clock menu more-arrow no yes mobile

Filed under:

Surprise: Woody Allen’s memoir has come out in the US after all

Weeks after Woody Allen’s old publisher dropped him, he found another. His book is now out.

Woody Allen in San Sebastián, Spain, July 9, 2019.
Europa Press News/Europa Press via Getty Images
Constance Grady is a senior correspondent on the Culture team for Vox, where since 2016 she has covered books, publishing, gender, celebrity analysis, and theater.

Woody Allen’s controversial memoir was released on Monday in a surprise announcement, the Associated Press reports. The book release, which comes with no prior notice, arrives just two weeks after Allen was dropped by his previous publisher following a staff walkout.

Allen’s memoir, titled Apropos of Nothing, was first set to be published by the Hachette imprint Grand Central Publishing this April. But Grand Central’s March 2 announcement sparked immediate controversy. Allen’s adopted daughter Dylan Farrow has accused Allen of molesting her when she was 7 years old, and Allen’s son Ronan Farrow, who has consistently stood by Dylan in her accusations, is also a Hachette author.

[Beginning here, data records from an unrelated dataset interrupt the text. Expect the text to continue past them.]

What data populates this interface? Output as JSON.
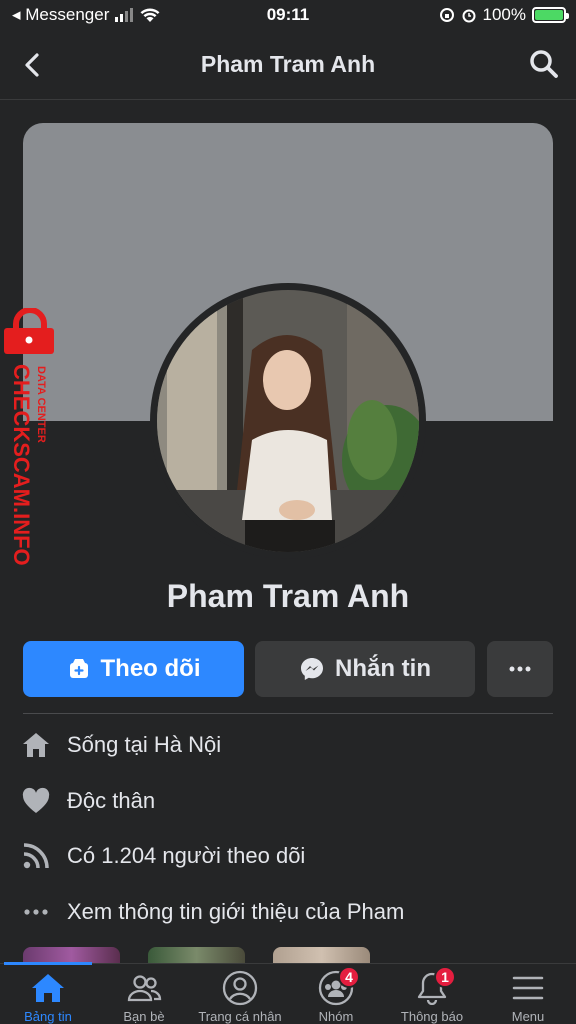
{
  "status_bar": {
    "app": "◂ Messenger",
    "time": "09:11",
    "battery": "100%"
  },
  "header": {
    "title": "Pham Tram Anh"
  },
  "watermark": {
    "main": "CHECKSCAM.INFO",
    "sub": "DATA CENTER"
  },
  "profile": {
    "name": "Pham Tram Anh"
  },
  "actions": {
    "follow": "Theo dõi",
    "message": "Nhắn tin"
  },
  "info": [
    {
      "icon": "home-icon",
      "text": "Sống tại Hà Nội"
    },
    {
      "icon": "heart-icon",
      "text": "Độc thân"
    },
    {
      "icon": "rss-icon",
      "text": "Có 1.204 người theo dõi"
    },
    {
      "icon": "more-dots-icon",
      "text": "Xem thông tin giới thiệu của Pham"
    }
  ],
  "tabs": [
    {
      "label": "Bảng tin",
      "icon": "home-icon",
      "active": true
    },
    {
      "label": "Bạn bè",
      "icon": "friends-icon"
    },
    {
      "label": "Trang cá nhân",
      "icon": "profile-icon"
    },
    {
      "label": "Nhóm",
      "icon": "groups-icon",
      "badge": "4"
    },
    {
      "label": "Thông báo",
      "icon": "bell-icon",
      "badge": "1"
    },
    {
      "label": "Menu",
      "icon": "menu-icon"
    }
  ],
  "colors": {
    "background": "#242526",
    "accent": "#2d88ff",
    "badge": "#e41e3f",
    "cover": "#8a8d91"
  }
}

Ronan Farrow’s book Catch and Kill, about his experience reporting on sexual predators, was a major success for the Hachette imprint Little, Brown and Company in 2019.

Both Farrows immediately denounced Hachette’s decision to publish Allen, and Ronan Farrow dropped the company as his publisher. And on March 5, Hachette staffers from imprints throughout the company, at all levels, walked out in solidarity with the Farrows. It was an unprecedented move within publishing, and it was effective. The next day, Hachette announced that it was canceling the publication of Allen’s book.

As part of that cancellation, Hachette reverted all rights over the book to Allen. That meant he was free to sell the book to any other publisher, and now he has. Apropos of Nothing has gone to Arcade Publishing, an imprint of Skyhorse Publishing.

Unlike Hachette, Skyhorse is not one of the so-called “Big Five” houses that dominate US trade publishing. It’s a smaller independent house that has published plenty of legitimate authors, including Nobel laureate Elie Wiesel, but also has a history of publishing conspiracy theories about the JFK assassination and vaccines. Skyhorse has also worked with Allen before: In 2011, he wrote the introduction to director Ingmar Bergman’s memoir, published through Skyhorse.

In a statement to the AP, Arcade editor Jeannette Seaver said: “In this strange time, when truth is too often dismissed as ‘fake news,’ we as publishers prefer to give voice to a respected artist, rather than bow to those determined to silence him.”

The AP appears to be the only outlet that has been able to see a copy of Allen’s memoir thus far. In the book, the AP reports, Allen continues to deny ever harming Dylan Farrow. He writes that he “never laid a finger on Dylan, never did anything to her that could be even misconstrued as abusing her; it was a total fabrication from start to finish.”

According to the industry publication Publishers Lunch, the book will be listed online later Monday. Arcade has announced a print run of 75,000 copies, priced at $30 for the hardcover and $13.99 for the e-book.